Asian children missing for weeks

A CLAMPDOWN on Asian families taking children out of school for up to 10 weeks a year to visit relatives abroad is being planned in Bradford.

At one primary in the Yorkshire city almost half of the pupils (44 per cent) took more than two weeks off during term-time last year. Most were absent for more than four weeks. The average absence was more than 10 weeks, though the figure was skewed by a child off for 29 weeks.

Bradford's Education Policy Partnership, which advises the private company running council services to schools in the town, has raised concerns about the large numbers of pupils missing long stretches of school. The partnership is about to consult on plans which would mean extended leave of more than 10 days could only be taken in exceptional circumstances.

At present the council will agree to up to four weeks termtime leave.

Kay Lindley, head of Victoria primary, Keighley, Bradford - where 97 per cent of pupils are of Asian origin - has written letters, held meetings and produced a video to highlight the problem of prolonged absence.

She said the situation was not confined to one school and had been tolerated for too long.

"There is an issue of not wanting to question another community, so the problem is not tackled head on," she said. David Mallen, chairman of Bradford's EPP, said: "Of course grandparents want to see their grandchildren but the balance has shifted too far and pupils are missing huge chunks of their schooling."

Nawaz Khan, secretary of Bradford's Muslim Association, accepted some parents were taking their children away "willy-nilly" but added: "In many cases there are genuine reasons, such as death or sickness in the family."
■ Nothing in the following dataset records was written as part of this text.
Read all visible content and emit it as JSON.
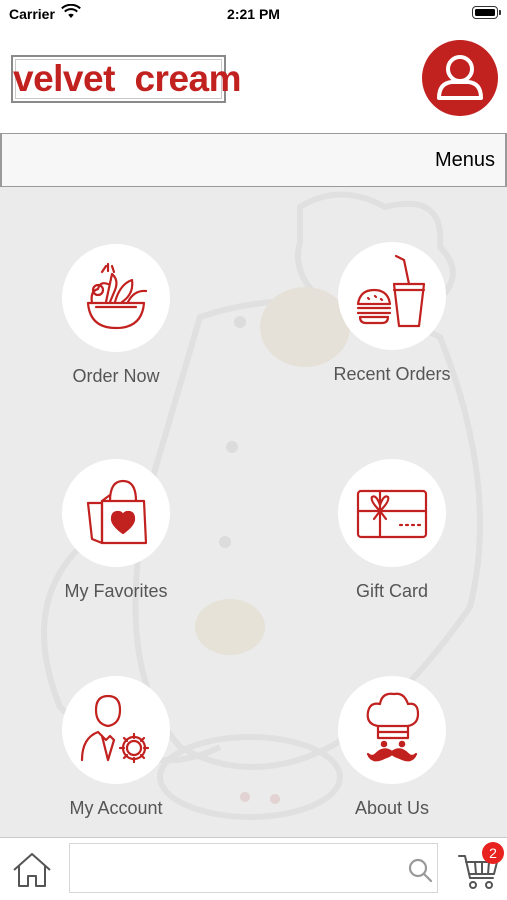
{
  "status_bar": {
    "carrier": "Carrier",
    "time": "2:21 PM"
  },
  "header": {
    "logo_text": "velvet  cream",
    "brand_color": "#c1211f",
    "profile_icon": "user-avatar-icon"
  },
  "menu_bar": {
    "title": "Menus"
  },
  "tiles": [
    {
      "label": "Order Now",
      "icon": "salad-bowl-icon"
    },
    {
      "label": "Recent Orders",
      "icon": "burger-drink-icon"
    },
    {
      "label": "My Favorites",
      "icon": "shopping-bag-heart-icon"
    },
    {
      "label": "Gift Card",
      "icon": "gift-card-icon"
    },
    {
      "label": "My Account",
      "icon": "user-settings-icon"
    },
    {
      "label": "About Us",
      "icon": "chef-icon"
    }
  ],
  "tab_bar": {
    "home_icon": "home-icon",
    "search_placeholder": "",
    "search_icon": "search-icon",
    "cart_icon": "cart-icon",
    "cart_count": "2"
  }
}
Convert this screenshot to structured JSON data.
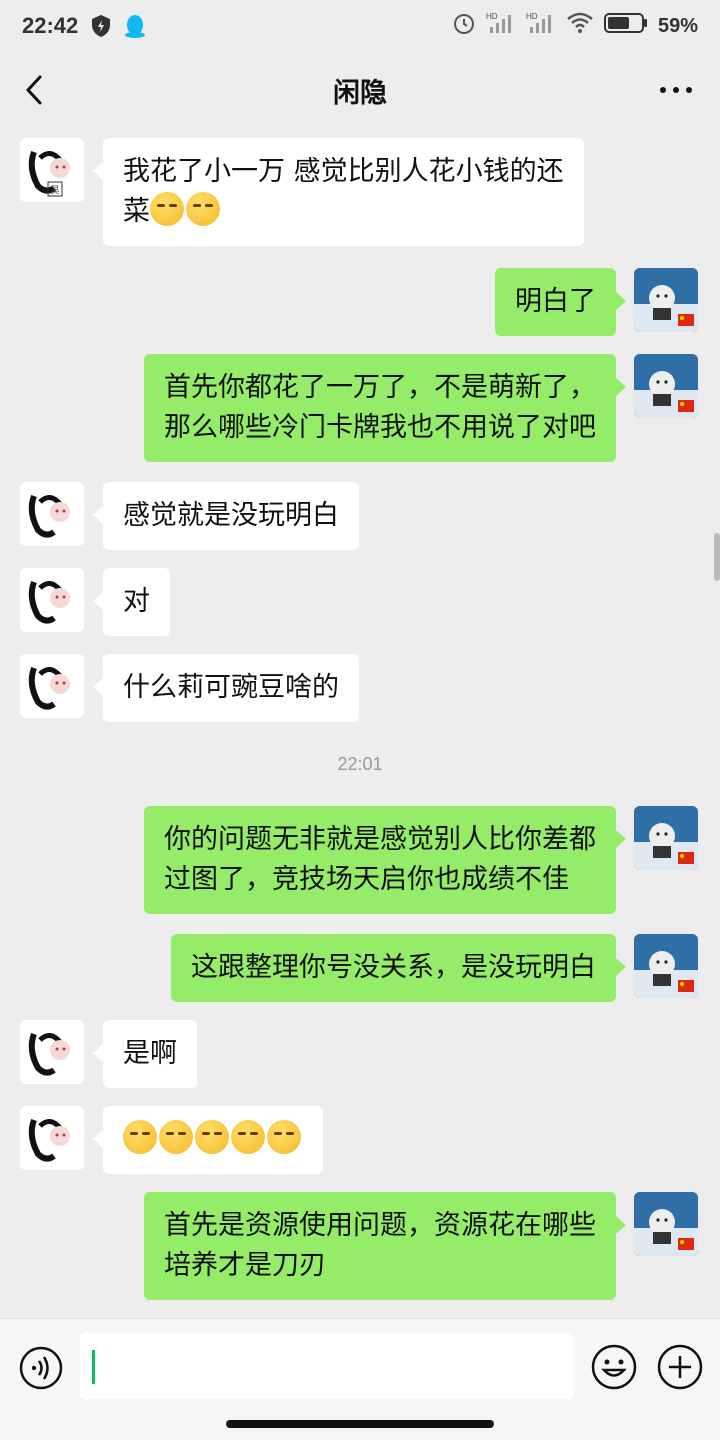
{
  "status_bar": {
    "time": "22:42",
    "battery": "59%",
    "icons": [
      "shield-icon",
      "qq-penguin-icon",
      "alarm-icon",
      "hd-signal-icon",
      "hd-signal-icon",
      "wifi-icon",
      "battery-icon"
    ]
  },
  "header": {
    "title": "闲隐",
    "back_icon": "chevron-left-icon",
    "more_icon": "more-dots-icon"
  },
  "messages": [
    {
      "side": "in",
      "lines": [
        "我花了小一万 感觉比别人花小钱的还",
        "菜"
      ],
      "emoji_count": 2
    },
    {
      "side": "out",
      "lines": [
        "明白了"
      ]
    },
    {
      "side": "out",
      "lines": [
        "首先你都花了一万了，不是萌新了，",
        "那么哪些冷门卡牌我也不用说了对吧"
      ]
    },
    {
      "side": "in",
      "lines": [
        "感觉就是没玩明白"
      ]
    },
    {
      "side": "in",
      "lines": [
        "对"
      ]
    },
    {
      "side": "in",
      "lines": [
        "什么莉可豌豆啥的"
      ]
    },
    {
      "side": "out",
      "lines": [
        "你的问题无非就是感觉别人比你差都",
        "过图了，竞技场天启你也成绩不佳"
      ]
    },
    {
      "side": "out",
      "lines": [
        "这跟整理你号没关系，是没玩明白"
      ]
    },
    {
      "side": "in",
      "lines": [
        "是啊"
      ]
    },
    {
      "side": "in",
      "lines": [
        ""
      ],
      "emoji_count": 5
    },
    {
      "side": "out",
      "lines": [
        "首先是资源使用问题，资源花在哪些",
        "培养才是刀刃"
      ]
    }
  ],
  "timestamp": "22:01",
  "avatars": {
    "left_seal_char": "吴",
    "right_flag": "china-flag-icon"
  },
  "input": {
    "voice_icon": "voice-icon",
    "emoji_icon": "emoji-smile-icon",
    "plus_icon": "plus-circle-icon",
    "value": ""
  },
  "colors": {
    "background": "#ededed",
    "incoming_bubble": "#ffffff",
    "outgoing_bubble": "#95ec69",
    "caret": "#07c160"
  }
}
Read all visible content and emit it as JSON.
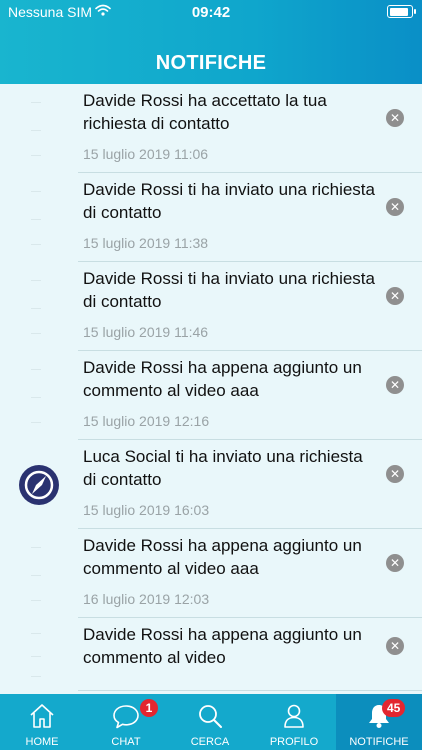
{
  "status_bar": {
    "carrier": "Nessuna SIM",
    "time": "09:42",
    "battery_level": 0.9
  },
  "header": {
    "title": "NOTIFICHE"
  },
  "notifications": [
    {
      "message": "Davide Rossi ha accettato la tua richiesta di contatto",
      "date": "15 luglio 2019 11:06",
      "has_avatar": false
    },
    {
      "message": "Davide Rossi ti ha inviato una richiesta di contatto",
      "date": "15 luglio 2019 11:38",
      "has_avatar": false
    },
    {
      "message": "Davide Rossi ti ha inviato una richiesta di contatto",
      "date": "15 luglio 2019 11:46",
      "has_avatar": false
    },
    {
      "message": "Davide Rossi ha appena aggiunto un commento al video aaa",
      "date": "15 luglio 2019 12:16",
      "has_avatar": false
    },
    {
      "message": "Luca Social ti ha inviato una richiesta di contatto",
      "date": "15 luglio 2019 16:03",
      "has_avatar": true
    },
    {
      "message": "Davide Rossi ha appena aggiunto un commento al video aaa",
      "date": "16 luglio 2019 12:03",
      "has_avatar": false
    },
    {
      "message": "Davide Rossi ha appena aggiunto un commento al video",
      "date": "",
      "has_avatar": false
    }
  ],
  "tabbar": {
    "tabs": [
      {
        "label": "HOME",
        "icon": "home-icon",
        "badge": ""
      },
      {
        "label": "CHAT",
        "icon": "chat-icon",
        "badge": "1"
      },
      {
        "label": "CERCA",
        "icon": "search-icon",
        "badge": ""
      },
      {
        "label": "PROFILO",
        "icon": "profile-icon",
        "badge": ""
      },
      {
        "label": "NOTIFICHE",
        "icon": "bell-icon",
        "badge": "45"
      }
    ],
    "active": "NOTIFICHE"
  },
  "colors": {
    "header": "#14a9cc",
    "background": "#e9f7fa",
    "badge": "#e3262f",
    "avatar": "#2a3270"
  }
}
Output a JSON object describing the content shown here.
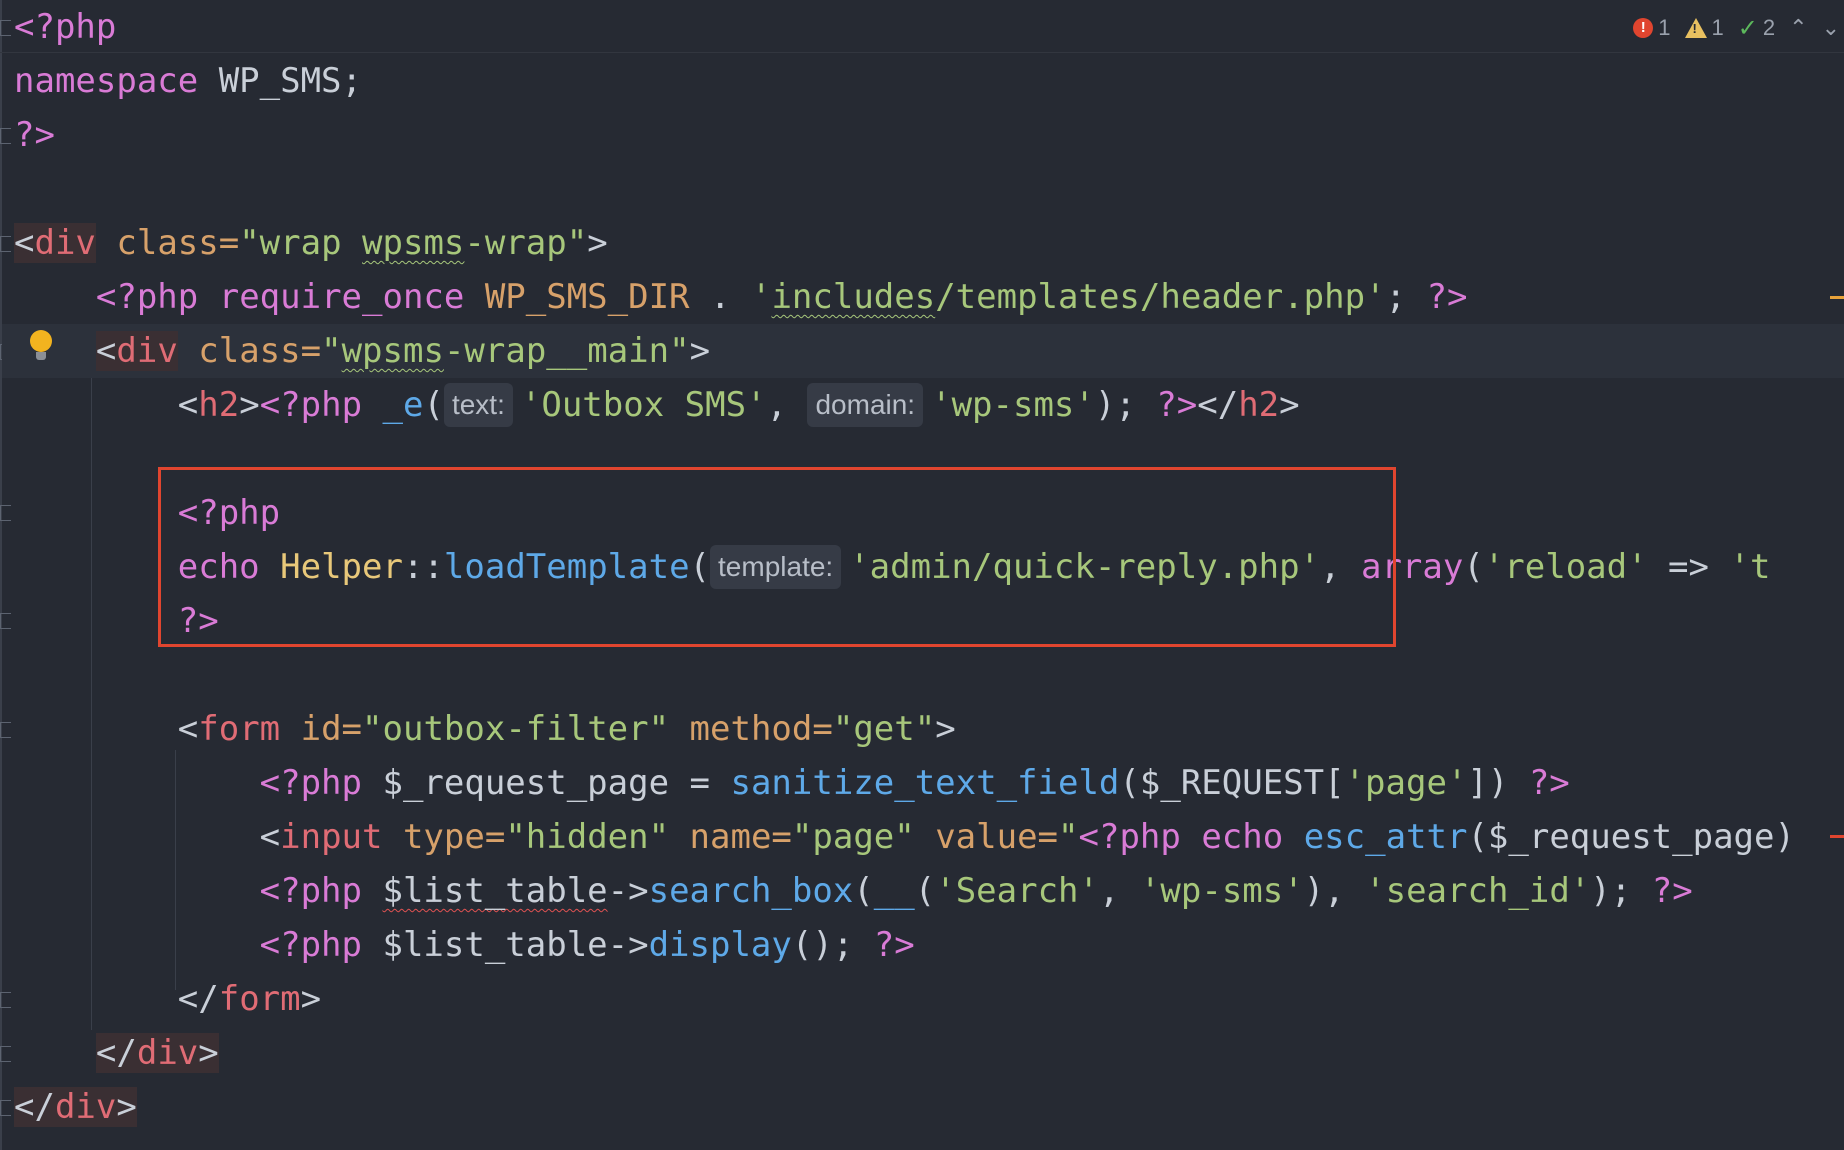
{
  "status": {
    "errors": "1",
    "warnings": "1",
    "checks": "2",
    "up_icon": "chevron-up-icon",
    "down_icon": "chevron-down-icon"
  },
  "hints": {
    "text": "text:",
    "domain": "domain:",
    "template": "template:"
  },
  "code": {
    "l1_open": "<?php",
    "l2_ns_kw": "namespace",
    "l2_ns_val": " WP_SMS;",
    "l3_close": "?>",
    "l5_lt": "<",
    "l5_tag": "div",
    "l5_attr": " class=",
    "l5_q1": "\"wrap ",
    "l5_sq": "wpsms",
    "l5_q2": "-wrap\"",
    "l5_gt": ">",
    "l6_open": "<?php ",
    "l6_req": "require_once",
    "l6_const": " WP_SMS_DIR ",
    "l6_dot": ". ",
    "l6_q1": "'",
    "l6_sq": "includes",
    "l6_q2": "/templates/header.php'",
    "l6_semi": "; ",
    "l6_close": "?>",
    "l7_lt": "<",
    "l7_tag": "div",
    "l7_attr": " class=",
    "l7_q1": "\"",
    "l7_sq": "wpsms",
    "l7_q2": "-wrap__main\"",
    "l7_gt": ">",
    "l8_lt": "<",
    "l8_tag": "h2",
    "l8_gt": ">",
    "l8_php": "<?php ",
    "l8_fn": "_e",
    "l8_paren": "(",
    "l8_s1": "'Outbox SMS'",
    "l8_comma": ", ",
    "l8_s2": "'wp-sms'",
    "l8_end": "); ",
    "l8_close": "?>",
    "l8_endtag_lt": "</",
    "l8_endtag": "h2",
    "l8_endtag_gt": ">",
    "l10_open": "<?php",
    "l11_echo": "echo ",
    "l11_cls": "Helper",
    "l11_dc": "::",
    "l11_fn": "loadTemplate",
    "l11_paren": "(",
    "l11_s1": "'admin/quick-reply.php'",
    "l11_comma": ", ",
    "l11_arr": "array",
    "l11_paren2": "(",
    "l11_s2": "'reload'",
    "l11_arrow": " => ",
    "l11_s3": "'t",
    "l12_close": "?>",
    "l14_lt": "<",
    "l14_tag": "form",
    "l14_a1": " id=",
    "l14_v1": "\"outbox-filter\"",
    "l14_a2": " method=",
    "l14_v2": "\"get\"",
    "l14_gt": ">",
    "l15_open": "<?php ",
    "l15_var": "$_request_page = ",
    "l15_fn": "sanitize_text_field",
    "l15_rest1": "($_REQUEST[",
    "l15_s": "'page'",
    "l15_rest2": "]) ",
    "l15_close": "?>",
    "l16_lt": "<",
    "l16_tag": "input",
    "l16_a1": " type=",
    "l16_v1": "\"hidden\"",
    "l16_a2": " name=",
    "l16_v2": "\"page\"",
    "l16_a3": " value=",
    "l16_v3": "\"",
    "l16_php": "<?php echo ",
    "l16_fn": "esc_attr",
    "l16_rest": "($_request_page)",
    "l17_open": "<?php ",
    "l17_var": "$list_table",
    "l17_arrow": "->",
    "l17_fn": "search_box",
    "l17_r1": "(",
    "l17_fn2": "__",
    "l17_r2": "(",
    "l17_s1": "'Search'",
    "l17_c1": ", ",
    "l17_s2": "'wp-sms'",
    "l17_r3": "), ",
    "l17_s3": "'search_id'",
    "l17_r4": "); ",
    "l17_close": "?>",
    "l18_open": "<?php ",
    "l18_var": "$list_table->",
    "l18_fn": "display",
    "l18_rest": "(); ",
    "l18_close": "?>",
    "l19_lt": "</",
    "l19_tag": "form",
    "l19_gt": ">",
    "l20_lt": "</",
    "l20_tag": "div",
    "l20_gt": ">",
    "l21_lt": "</",
    "l21_tag": "div",
    "l21_gt": ">"
  }
}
Log in or register for FREE to continue reading.

It only takes a moment and you'll get access to more news, plus courses, jobs and teaching resources tailored to you